Over the past couple of years society and media has become more and more “beauty” obsessed, constantly publishing images of the what is considered the “ideal” or “most desirable” bodies, features and attributes. This includes who has the best hairstyle, the best and strongest facial features, the best and biggest booty and flawless makeup amongst other things. However, this obsession is not just limited to the richest of rich in modern developed societies but it is now spilling over to the poorest of poor across the world board, with many both young and old risking and sometimes even losing their lives all in the name and pursuit of being deemed “beautiful”. And the saddest part of this all is those willing to put their lives at risk and even losing them are young black women who are letting their beauty be define by European standards. Going to the extent of getting butt implants and the latest craze being skin bleaching because there is this “Light skinned vs. Dark skinned” war going on with light skinned girls being deemed as being the more beautiful, desirable and superior complexion. As a result, this brings a number of questions to mind and can only make one wonder.As a result, this brings a number of questions to mind and can only make one wonder how far true and how much weight expressions such as “beauty is only skin deep”, and “beauty is in the eye of the beholder”, really carry?
The dictionary definition of beauty is as follows: –
1. “the qualities that give pleasure to the senses”
2. “a very attractive or seductive looking woman”
3. “an outstanding example of its kind”
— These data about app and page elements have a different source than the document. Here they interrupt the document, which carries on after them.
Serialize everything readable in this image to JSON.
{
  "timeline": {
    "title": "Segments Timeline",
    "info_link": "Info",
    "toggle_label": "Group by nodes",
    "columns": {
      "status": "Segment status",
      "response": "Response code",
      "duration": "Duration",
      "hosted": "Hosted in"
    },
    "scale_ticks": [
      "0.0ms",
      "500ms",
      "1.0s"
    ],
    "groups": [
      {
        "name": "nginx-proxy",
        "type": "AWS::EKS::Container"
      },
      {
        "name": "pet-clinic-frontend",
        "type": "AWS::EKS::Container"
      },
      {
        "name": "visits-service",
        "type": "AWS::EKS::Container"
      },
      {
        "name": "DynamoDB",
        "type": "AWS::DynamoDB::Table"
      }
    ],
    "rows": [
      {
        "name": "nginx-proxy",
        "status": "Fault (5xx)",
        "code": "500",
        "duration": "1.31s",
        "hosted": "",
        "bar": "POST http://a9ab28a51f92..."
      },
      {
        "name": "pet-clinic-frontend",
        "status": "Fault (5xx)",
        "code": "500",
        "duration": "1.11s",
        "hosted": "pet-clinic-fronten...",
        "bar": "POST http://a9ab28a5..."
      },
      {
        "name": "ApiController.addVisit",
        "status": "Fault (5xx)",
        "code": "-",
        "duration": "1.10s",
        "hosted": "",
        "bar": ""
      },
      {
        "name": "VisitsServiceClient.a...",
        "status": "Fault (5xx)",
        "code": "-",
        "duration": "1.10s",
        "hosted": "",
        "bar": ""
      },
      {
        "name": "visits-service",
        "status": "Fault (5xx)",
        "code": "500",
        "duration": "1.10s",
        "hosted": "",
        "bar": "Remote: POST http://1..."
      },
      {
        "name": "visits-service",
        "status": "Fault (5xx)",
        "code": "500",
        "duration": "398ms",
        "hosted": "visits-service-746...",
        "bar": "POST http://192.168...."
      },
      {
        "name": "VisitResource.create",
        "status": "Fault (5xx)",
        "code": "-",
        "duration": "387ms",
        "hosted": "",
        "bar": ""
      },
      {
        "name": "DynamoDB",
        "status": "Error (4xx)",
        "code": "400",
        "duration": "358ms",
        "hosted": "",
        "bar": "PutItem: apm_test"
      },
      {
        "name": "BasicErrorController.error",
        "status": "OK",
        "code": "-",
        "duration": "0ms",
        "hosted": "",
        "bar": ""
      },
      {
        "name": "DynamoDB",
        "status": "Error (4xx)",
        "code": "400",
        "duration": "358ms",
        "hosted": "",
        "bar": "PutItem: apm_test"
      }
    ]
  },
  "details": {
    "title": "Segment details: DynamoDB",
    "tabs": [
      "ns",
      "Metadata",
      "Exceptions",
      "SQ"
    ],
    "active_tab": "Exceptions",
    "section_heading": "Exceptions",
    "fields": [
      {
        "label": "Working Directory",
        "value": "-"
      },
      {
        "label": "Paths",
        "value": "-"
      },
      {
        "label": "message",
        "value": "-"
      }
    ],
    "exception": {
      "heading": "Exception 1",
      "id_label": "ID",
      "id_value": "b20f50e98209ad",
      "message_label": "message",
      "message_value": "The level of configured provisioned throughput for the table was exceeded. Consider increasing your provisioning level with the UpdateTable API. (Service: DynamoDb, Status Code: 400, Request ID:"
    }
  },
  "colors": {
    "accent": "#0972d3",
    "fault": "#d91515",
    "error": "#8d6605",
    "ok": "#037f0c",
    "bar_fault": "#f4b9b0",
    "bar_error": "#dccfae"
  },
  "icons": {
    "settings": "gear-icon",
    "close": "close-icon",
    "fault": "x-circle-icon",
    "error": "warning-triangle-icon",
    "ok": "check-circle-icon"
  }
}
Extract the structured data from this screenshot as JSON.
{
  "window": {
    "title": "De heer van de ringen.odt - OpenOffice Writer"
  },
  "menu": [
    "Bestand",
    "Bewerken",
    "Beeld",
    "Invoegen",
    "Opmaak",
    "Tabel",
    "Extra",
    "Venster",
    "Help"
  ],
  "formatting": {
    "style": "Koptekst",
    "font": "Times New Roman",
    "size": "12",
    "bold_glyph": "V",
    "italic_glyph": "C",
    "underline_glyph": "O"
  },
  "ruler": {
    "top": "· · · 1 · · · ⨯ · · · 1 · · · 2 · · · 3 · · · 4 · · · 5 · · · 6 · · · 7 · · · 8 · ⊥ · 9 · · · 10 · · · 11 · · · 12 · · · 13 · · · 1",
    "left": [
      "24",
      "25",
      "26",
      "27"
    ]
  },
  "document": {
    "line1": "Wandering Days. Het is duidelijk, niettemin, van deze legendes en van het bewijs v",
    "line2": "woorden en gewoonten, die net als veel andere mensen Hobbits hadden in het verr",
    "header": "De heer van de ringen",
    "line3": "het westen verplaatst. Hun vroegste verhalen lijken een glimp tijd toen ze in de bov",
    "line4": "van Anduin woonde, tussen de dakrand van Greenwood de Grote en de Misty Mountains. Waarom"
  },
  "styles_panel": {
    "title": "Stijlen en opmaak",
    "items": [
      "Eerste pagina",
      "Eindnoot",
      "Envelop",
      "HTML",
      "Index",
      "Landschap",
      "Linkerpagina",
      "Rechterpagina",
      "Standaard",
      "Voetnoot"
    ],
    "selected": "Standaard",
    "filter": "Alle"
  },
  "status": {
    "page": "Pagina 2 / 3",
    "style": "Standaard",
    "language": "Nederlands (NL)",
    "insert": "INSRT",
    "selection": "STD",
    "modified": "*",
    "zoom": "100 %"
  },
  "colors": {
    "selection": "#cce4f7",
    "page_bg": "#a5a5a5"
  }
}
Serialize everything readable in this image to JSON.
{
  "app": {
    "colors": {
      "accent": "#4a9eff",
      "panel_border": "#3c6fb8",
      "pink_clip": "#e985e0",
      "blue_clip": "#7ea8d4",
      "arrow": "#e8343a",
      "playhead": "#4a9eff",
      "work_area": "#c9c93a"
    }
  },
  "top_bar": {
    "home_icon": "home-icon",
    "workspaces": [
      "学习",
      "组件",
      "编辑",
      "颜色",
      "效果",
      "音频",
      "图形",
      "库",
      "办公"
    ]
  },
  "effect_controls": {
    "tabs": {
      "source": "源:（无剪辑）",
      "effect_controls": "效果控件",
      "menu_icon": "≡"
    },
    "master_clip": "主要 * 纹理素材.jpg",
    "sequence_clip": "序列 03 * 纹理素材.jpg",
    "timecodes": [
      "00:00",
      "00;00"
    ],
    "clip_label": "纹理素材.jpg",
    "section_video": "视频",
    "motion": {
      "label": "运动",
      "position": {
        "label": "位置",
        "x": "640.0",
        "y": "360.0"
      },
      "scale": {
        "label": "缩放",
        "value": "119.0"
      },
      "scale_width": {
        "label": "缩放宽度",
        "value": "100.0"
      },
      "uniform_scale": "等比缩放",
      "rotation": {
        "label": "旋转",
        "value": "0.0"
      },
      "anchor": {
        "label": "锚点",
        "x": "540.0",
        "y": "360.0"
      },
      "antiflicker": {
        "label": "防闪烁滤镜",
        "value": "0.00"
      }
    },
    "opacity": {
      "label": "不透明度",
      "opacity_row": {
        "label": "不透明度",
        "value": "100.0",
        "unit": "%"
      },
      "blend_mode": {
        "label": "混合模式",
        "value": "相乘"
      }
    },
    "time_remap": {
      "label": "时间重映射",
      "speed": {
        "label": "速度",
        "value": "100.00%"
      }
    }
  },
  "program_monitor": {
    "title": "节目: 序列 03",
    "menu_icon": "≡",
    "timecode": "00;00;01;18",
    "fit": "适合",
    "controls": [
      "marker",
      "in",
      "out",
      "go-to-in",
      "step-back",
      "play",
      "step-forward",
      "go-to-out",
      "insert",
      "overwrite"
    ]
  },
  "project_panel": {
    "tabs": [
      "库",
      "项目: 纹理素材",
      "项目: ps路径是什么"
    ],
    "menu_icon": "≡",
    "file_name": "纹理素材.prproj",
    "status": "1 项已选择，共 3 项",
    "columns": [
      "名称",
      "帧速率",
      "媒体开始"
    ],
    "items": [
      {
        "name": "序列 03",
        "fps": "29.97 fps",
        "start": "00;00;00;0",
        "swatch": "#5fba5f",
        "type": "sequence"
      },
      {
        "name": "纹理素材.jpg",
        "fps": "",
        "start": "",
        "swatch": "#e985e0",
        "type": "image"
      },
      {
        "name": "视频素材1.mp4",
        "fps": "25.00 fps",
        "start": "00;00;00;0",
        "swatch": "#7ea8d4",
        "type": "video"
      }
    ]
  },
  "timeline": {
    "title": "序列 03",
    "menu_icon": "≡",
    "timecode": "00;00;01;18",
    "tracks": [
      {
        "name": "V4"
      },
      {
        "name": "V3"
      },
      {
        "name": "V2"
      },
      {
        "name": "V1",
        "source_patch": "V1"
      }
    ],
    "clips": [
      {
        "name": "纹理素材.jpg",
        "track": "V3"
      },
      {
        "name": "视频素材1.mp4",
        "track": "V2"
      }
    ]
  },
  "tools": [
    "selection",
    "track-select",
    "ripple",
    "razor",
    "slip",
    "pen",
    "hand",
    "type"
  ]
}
In his book, Makeup Makeovers Beauty Bible, makeup artist Robert Jones starts off by posing the question “what is beauty?” He then goes on to highlight that beauty is in the eyes of the beholder and everyone’s truth is somewhat different.
I also posed the same question in a few Facebook groups along with some other questions along the lines of ‘how does one define beauty? And determine that someone is beautiful’ ‘Have you ever been rejected or rejected someone because they didn’t “fit” your/their ideology of beauty?’ As well as ‘would you ever consider cosmetic surgery? If so where and why?’. The responses I got were neither here nor there but the most common thing was that of those who responded focused their definition of beauty on the basis of clothing, hairstyles and looks. Only one person admitted that she would consider cosmetic to help boost her self-esteem and make herself more desirable and appealing.
Reading some of the responses of how some women were rejected and even rejected good men because of their looks really hit home the extent in which media and society play a role in the way we view and value ourselves and others, thus making many more and more materialistic and it is now trickling down to the younger generations at a rapid rate. Gone are the days when people focused and paid more attention to a person’s heart, character, mindset, morals, values and beliefs. Now it’s all about who has the latest Red Bottom heels, the freshest Jordan’s, the biggest lips and butt or hottest and tightest abs. Gone are the days when people were high strung on self love, knew their worth, loved and embraced themselves and their imperfections gracefully to the point that the idea of conforming to the ways and ideas of the world were a no-go, to say the least. But a wise old soul once asked an interesting question that I will leave you to ponder about…
“If you could see a person’s soul, would it change your perception of beauty?”
By Zim Zam